As training ResNet-50 has become a reference benchmark, we investigated performances of our method on such problem, for different settings. To maximize CPU usage, and to exploit the large memory available on CPU nodes, we use a local mini-batch size of 512 or 1024 samples. From the achieved accuracy values, shown in Table I, it can be seen that we manage to reach state-of-the-art accuracy on up to 64 nodes, with a batch size of 32k samples: the total training time, not considering network setup, is of 503 minutes. Keeping the number of nodes at 64 and using a larger batch size results in a slight loss of accuracy and a speed-up of 10%. Running the parallel training on 128 nodes, we still reach a reasonable accuracy for a total mini-batch size of 64k samples, in 260 minutes: in comparison to [MLPerf], where the target accuracy was 74.9%, we clearly outperform the best results obtained on CPUs, even accounting for the difference between total execution and training time, which never exceeded 10 minutes. From the reported results, we can see that employing a larger batch size on 128 nodes results in a large loss of accuracy. In Figure 1, top-1 error for full training of ResNet-50 networks is shown. For each combination of node count and aggregate batch size, we plot the results of the training run which reached the lowest validation error.
Iv-C2 Other Architectures
Table I lists the results we obtained training other CNNs. It is clear that we are able to reach state-of-the-art accuracy for all ResNet topologies. More importantly, our method is also capable of training VGG-16 with a mini-batch size of 16k samples, even though this is known to be a difficult task [DBLP:journals/corr/abs-1708-03888].
In order to fairly assess our method’s performances, we did not adapt the hyper-parameters for the different topologies. The only tuning we performed, was to extend the warm-up phase to 20 epochs (thus, two ninth of the total training) when running on 64 or 128 nodes.
In this work, we proposed a new algorithm for distributed training, named DC-S3GD, which allows for the overlap of computation and communication by averaging in the parameter space (weights) and applying a first-order correction to gradients.

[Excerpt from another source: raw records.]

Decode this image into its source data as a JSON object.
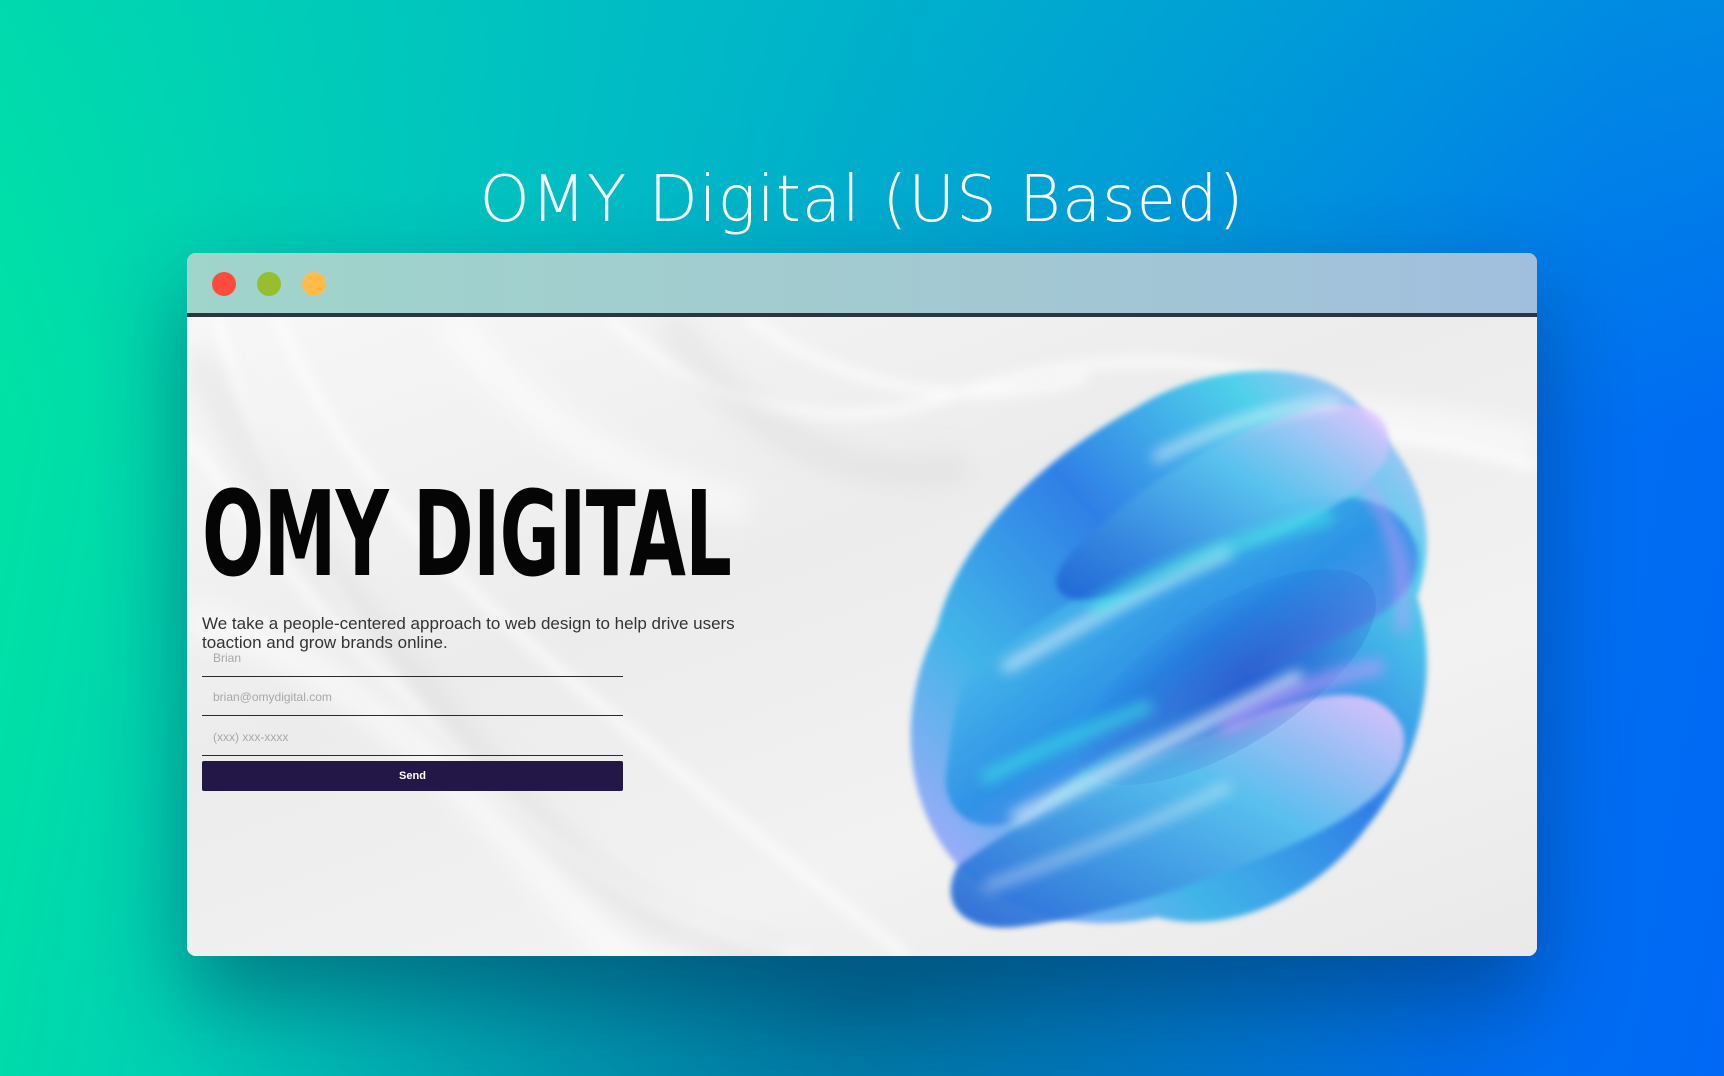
{
  "page": {
    "title": "OMY Digital (US Based)"
  },
  "window": {
    "controls": [
      "close",
      "minimize",
      "maximize"
    ],
    "colors": {
      "close": "#ff4b3e",
      "minimize": "#96be2e",
      "maximize": "#ffba4a"
    }
  },
  "hero": {
    "title": "OMY DIGITAL",
    "description": "We take a people-centered approach to web design to help drive users toaction and grow brands online."
  },
  "form": {
    "name_placeholder": "Brian",
    "email_placeholder": "brian@omydigital.com",
    "phone_placeholder": "(xxx) xxx-xxxx",
    "send_label": "Send"
  },
  "colors": {
    "button": "#231747",
    "background_start": "#00e8a0",
    "background_end": "#0068f5"
  }
}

We showed that this approach can achieve state-of-the-art results for parallel DL training.
Many aspects could be improved, for example, more sophisticated methods, like LARS [DBLP:journals/corr/abs-1708-03888], or Adam [Adam], could be used as local optimizers.

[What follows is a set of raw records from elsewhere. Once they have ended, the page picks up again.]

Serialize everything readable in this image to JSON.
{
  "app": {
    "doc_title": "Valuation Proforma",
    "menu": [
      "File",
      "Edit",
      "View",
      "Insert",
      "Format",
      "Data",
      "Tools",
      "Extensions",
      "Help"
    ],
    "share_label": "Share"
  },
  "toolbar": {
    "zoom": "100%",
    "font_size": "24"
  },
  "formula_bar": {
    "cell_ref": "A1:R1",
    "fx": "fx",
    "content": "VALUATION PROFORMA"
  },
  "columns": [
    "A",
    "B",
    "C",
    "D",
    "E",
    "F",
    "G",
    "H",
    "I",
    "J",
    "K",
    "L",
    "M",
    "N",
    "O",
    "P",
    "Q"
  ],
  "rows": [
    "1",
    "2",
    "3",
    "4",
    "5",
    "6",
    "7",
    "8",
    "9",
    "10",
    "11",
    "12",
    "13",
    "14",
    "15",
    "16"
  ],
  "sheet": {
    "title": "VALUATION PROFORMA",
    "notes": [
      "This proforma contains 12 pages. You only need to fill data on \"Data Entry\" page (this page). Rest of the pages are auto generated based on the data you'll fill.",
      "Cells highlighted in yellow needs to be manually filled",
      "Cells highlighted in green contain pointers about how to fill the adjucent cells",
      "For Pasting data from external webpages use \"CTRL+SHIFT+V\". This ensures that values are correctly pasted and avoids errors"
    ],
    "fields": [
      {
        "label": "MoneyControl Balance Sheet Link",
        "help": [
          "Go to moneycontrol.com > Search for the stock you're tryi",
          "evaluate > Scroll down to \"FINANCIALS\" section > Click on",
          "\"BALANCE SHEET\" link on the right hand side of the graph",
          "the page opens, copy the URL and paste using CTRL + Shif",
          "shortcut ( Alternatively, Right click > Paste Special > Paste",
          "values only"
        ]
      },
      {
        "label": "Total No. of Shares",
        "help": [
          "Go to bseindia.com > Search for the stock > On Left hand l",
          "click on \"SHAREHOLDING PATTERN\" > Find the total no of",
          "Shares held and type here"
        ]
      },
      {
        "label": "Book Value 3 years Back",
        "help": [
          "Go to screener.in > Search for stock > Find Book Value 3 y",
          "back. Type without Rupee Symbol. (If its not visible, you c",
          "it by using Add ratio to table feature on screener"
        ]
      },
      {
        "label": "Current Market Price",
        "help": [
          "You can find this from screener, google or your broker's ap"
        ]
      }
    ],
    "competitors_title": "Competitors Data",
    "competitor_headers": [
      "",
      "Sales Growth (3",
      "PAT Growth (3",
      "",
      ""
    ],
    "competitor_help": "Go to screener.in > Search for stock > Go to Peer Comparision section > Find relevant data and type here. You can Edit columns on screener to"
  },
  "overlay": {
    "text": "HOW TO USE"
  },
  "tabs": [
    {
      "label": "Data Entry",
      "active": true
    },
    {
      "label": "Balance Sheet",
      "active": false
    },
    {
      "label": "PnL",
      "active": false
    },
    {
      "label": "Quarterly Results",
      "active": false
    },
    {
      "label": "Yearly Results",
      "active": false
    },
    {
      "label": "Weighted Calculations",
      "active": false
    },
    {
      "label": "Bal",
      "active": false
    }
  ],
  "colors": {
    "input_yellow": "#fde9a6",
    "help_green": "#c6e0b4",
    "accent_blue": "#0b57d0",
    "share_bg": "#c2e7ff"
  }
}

Another possible enhancement would be to allow more out-of-sync minimization steps to be taken by local optimizers, and to see how this influences performances, in terms of time-to-accuracy.

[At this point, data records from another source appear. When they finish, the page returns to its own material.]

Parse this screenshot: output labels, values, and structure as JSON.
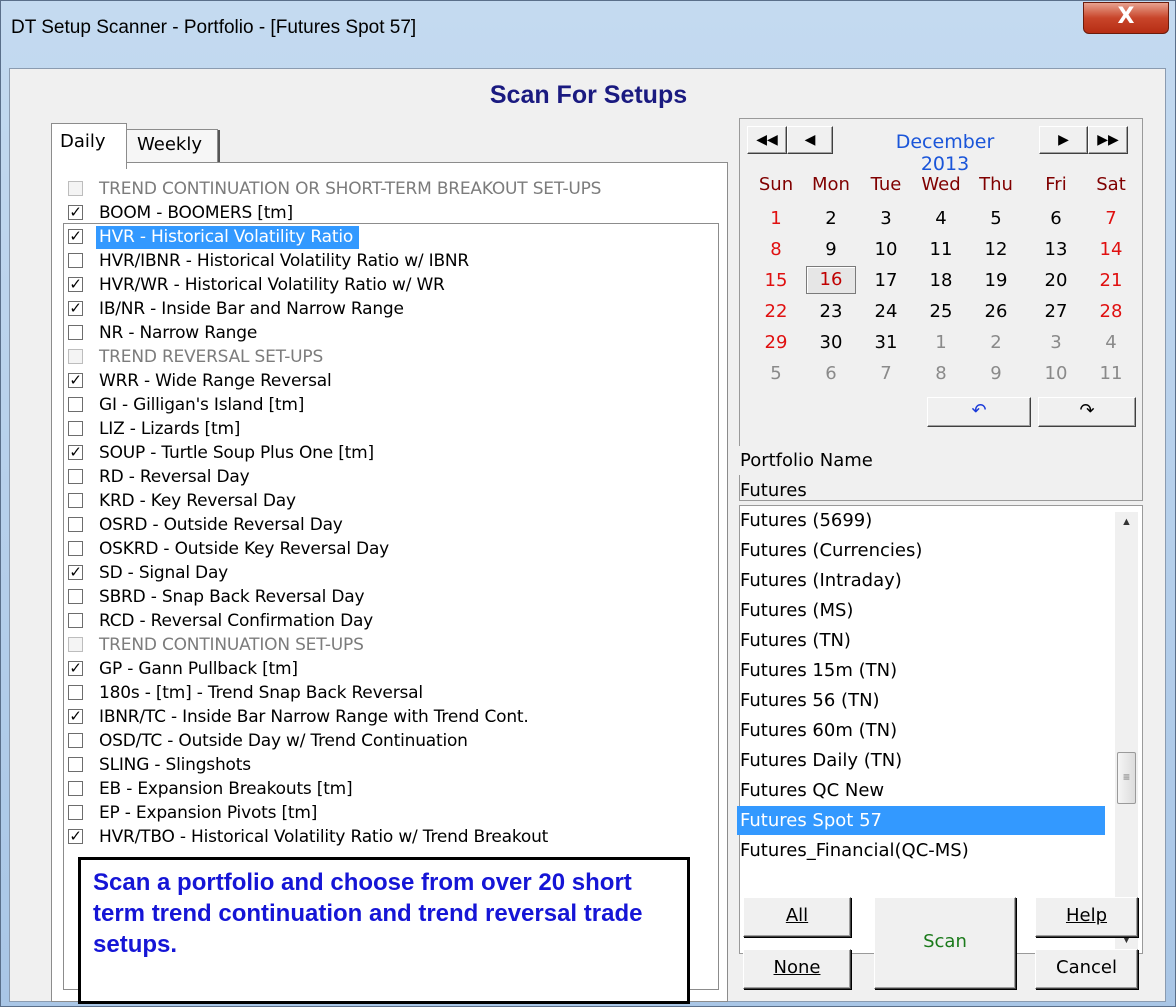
{
  "window": {
    "title": "DT Setup Scanner - Portfolio - [Futures Spot 57]",
    "close_glyph": "X"
  },
  "heading": "Scan For Setups",
  "tabs": [
    {
      "label": "Daily",
      "active": true
    },
    {
      "label": "Weekly",
      "active": false
    }
  ],
  "setups": [
    {
      "label": "TREND CONTINUATION OR SHORT-TERM BREAKOUT SET-UPS",
      "header": true,
      "checked": false
    },
    {
      "label": "BOOM - BOOMERS [tm]",
      "checked": true
    },
    {
      "label": "HVR - Historical Volatility Ratio",
      "checked": true,
      "selected": true
    },
    {
      "label": "HVR/IBNR - Historical Volatility Ratio w/ IBNR",
      "checked": false
    },
    {
      "label": "HVR/WR - Historical Volatility Ratio w/ WR",
      "checked": true
    },
    {
      "label": "IB/NR - Inside Bar and Narrow Range",
      "checked": true
    },
    {
      "label": "NR - Narrow Range",
      "checked": false
    },
    {
      "label": "TREND REVERSAL SET-UPS",
      "header": true,
      "checked": false
    },
    {
      "label": "WRR - Wide Range Reversal",
      "checked": true
    },
    {
      "label": "GI - Gilligan's Island [tm]",
      "checked": false
    },
    {
      "label": "LIZ - Lizards [tm]",
      "checked": false
    },
    {
      "label": "SOUP - Turtle Soup Plus One [tm]",
      "checked": true
    },
    {
      "label": "RD - Reversal Day",
      "checked": false
    },
    {
      "label": "KRD - Key Reversal Day",
      "checked": false
    },
    {
      "label": "OSRD - Outside Reversal Day",
      "checked": false
    },
    {
      "label": "OSKRD - Outside Key Reversal Day",
      "checked": false
    },
    {
      "label": "SD - Signal Day",
      "checked": true
    },
    {
      "label": "SBRD - Snap Back Reversal Day",
      "checked": false
    },
    {
      "label": "RCD - Reversal Confirmation Day",
      "checked": false
    },
    {
      "label": "TREND CONTINUATION SET-UPS",
      "header": true,
      "checked": false
    },
    {
      "label": "GP - Gann Pullback [tm]",
      "checked": true
    },
    {
      "label": "180s -  [tm] - Trend Snap Back Reversal",
      "checked": false
    },
    {
      "label": "IBNR/TC - Inside Bar Narrow Range with Trend Cont.",
      "checked": true
    },
    {
      "label": "OSD/TC - Outside Day w/ Trend Continuation",
      "checked": false
    },
    {
      "label": "SLING - Slingshots",
      "checked": false
    },
    {
      "label": "EB - Expansion Breakouts [tm]",
      "checked": false
    },
    {
      "label": "EP - Expansion Pivots [tm]",
      "checked": false
    },
    {
      "label": "HVR/TBO - Historical Volatility Ratio w/ Trend Breakout",
      "checked": true
    }
  ],
  "note": "Scan a portfolio and choose from over 20 short term trend continuation and trend reversal trade setups.",
  "calendar": {
    "month_label": "December 2013",
    "nav": {
      "first": "◀◀",
      "prev": "◀",
      "next": "▶",
      "last": "▶▶"
    },
    "weekdays": [
      "Sun",
      "Mon",
      "Tue",
      "Wed",
      "Thu",
      "Fri",
      "Sat"
    ],
    "weeks": [
      [
        "1",
        "2",
        "3",
        "4",
        "5",
        "6",
        "7"
      ],
      [
        "8",
        "9",
        "10",
        "11",
        "12",
        "13",
        "14"
      ],
      [
        "15",
        "16",
        "17",
        "18",
        "19",
        "20",
        "21"
      ],
      [
        "22",
        "23",
        "24",
        "25",
        "26",
        "27",
        "28"
      ],
      [
        "29",
        "30",
        "31",
        "1",
        "2",
        "3",
        "4"
      ],
      [
        "5",
        "6",
        "7",
        "8",
        "9",
        "10",
        "11"
      ]
    ],
    "today": "16",
    "undo_glyph": "↶",
    "redo_glyph": "↷",
    "colors": {
      "weekend": "#e01010",
      "month": "#1a55d9",
      "weekday_header": "#800000",
      "other_month": "#8a8a8a"
    }
  },
  "portfolios": {
    "header": "Portfolio Name",
    "items": [
      "Futures",
      "Futures (5699)",
      "Futures (Currencies)",
      "Futures (Intraday)",
      "Futures (MS)",
      "Futures (TN)",
      "Futures 15m (TN)",
      "Futures 56 (TN)",
      "Futures 60m (TN)",
      "Futures Daily (TN)",
      "Futures QC New",
      "Futures Spot 57",
      "Futures_Financial(QC-MS)"
    ],
    "selected": "Futures Spot 57"
  },
  "buttons": {
    "all": "All",
    "none": "None",
    "scan": "Scan",
    "help": "Help",
    "cancel": "Cancel"
  },
  "colors": {
    "selection": "#3399ff",
    "heading": "#1a1a80",
    "note_text": "#1515d6",
    "scan_text": "#1b7a1b"
  }
}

To reduce the error introduced in the correction step, the pseudo-Hessian could be replaced by an analytical version of the Hessian matrix.
In terms of maximum achieved accuracy, we ran some preliminary tests with a larger number of iterations, and in some cases, extending the training to 100 or 120 epochs could improve the accuracy of 0.2-0.8%, even for the case of 128k samples per batch.
We believe this approach could also be applied to train neural networks of other types, such as those used for Natural Language Processing, or Reinforcement Learning, if a data-parallel scheme can be adopted.